Changes in broiler breast fillet tenderness, water-holding capacity, and color attributes during long-term frozen storage

J Food Sci. 2008 May;73(4):E162-8. doi: 10.1111/j.1750-3841.2008.00734.x.


Freezing is the most common and efficient way to maintain the quality of poultry products for long periods of time. However, tougher texture, discoloration, and drying have been reported as a result of long-term frozen storage. The impact of freezing on the tenderness, water-holding capacity, and color of broiler breast fillets was investigated for up to 8 mo. A total of 160 birds were deboned at either 2 or 6 h postmortem (PM). All deboned left fillets were frozen and stored at -18 degrees C for up to 8 mo, while the corresponding right fillets were assessed for texture approximately 24 h after deboning as a control measurement without any freezing treatment. Tenderness was measured by the Meullenet-Owens razor shear. Thaw loss, cooking loss, moisture content, color, and muscle shape profiles were also evaluated. No difference in tenderness was observed during the first 2 mo compared to the control (0 mo), but significantly decreased between 2 and 4 mo. The 8-mo-old fillets were the least tender, with a 31.5% increase in shear energy between 4 and 8 mo. Moisture content of cooked meat gradually decreased, showing a significant drop between 2 and 6 mo of storage, while thaw and cooking loss consistently increased over the entire storage period. The color of the frozen fillets tended to be darker, redder, and less yellow than the control, with increased storage duration. The results suggest that for optimal tenderness, frozen broiler breast fillets are best consumed within 2 mo of freezing.

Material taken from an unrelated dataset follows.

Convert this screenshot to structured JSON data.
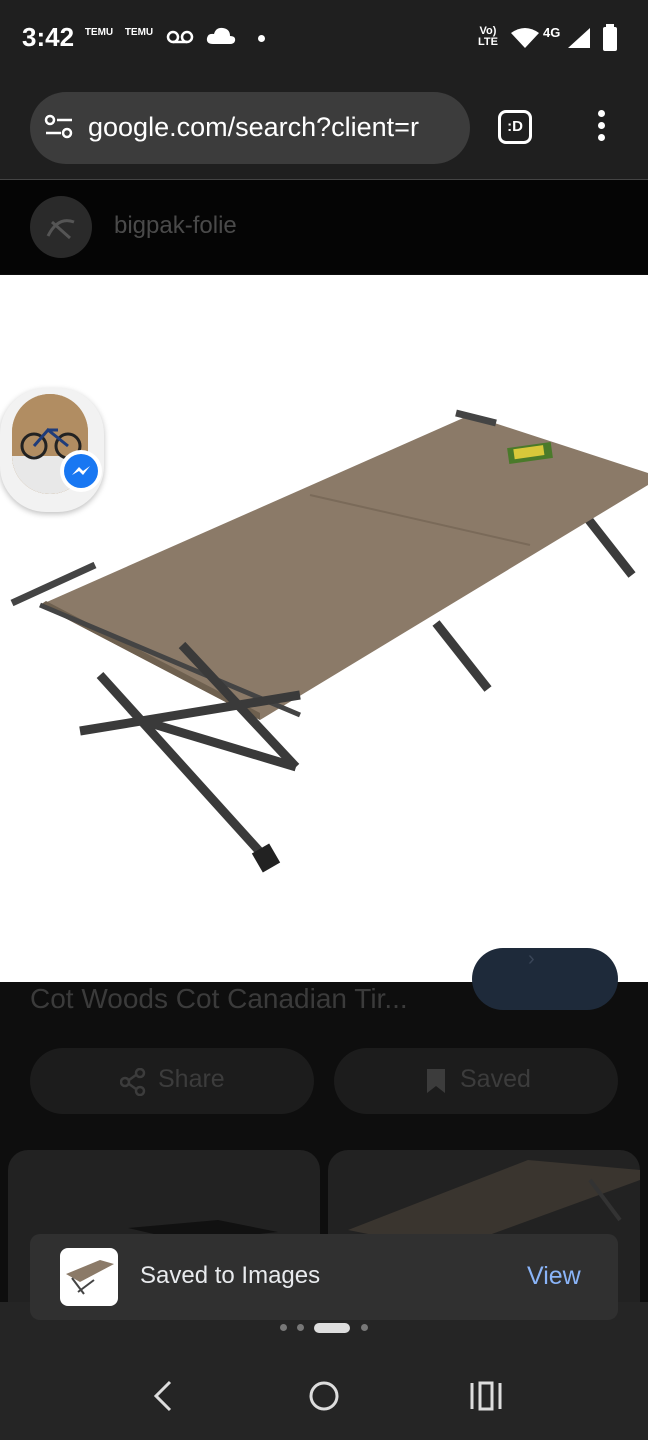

MeSH terms

  • Analysis of Variance
  • Animals
  • Chickens*
  • Color
  • Food Handling / methods
  • Food Preservation / methods*
  • Freezing*
  • Hot Temperature
  • Meat* / analysis
  • Quality Control
  • Sensation
  • Time Factors
  • Water / analysis


  • Water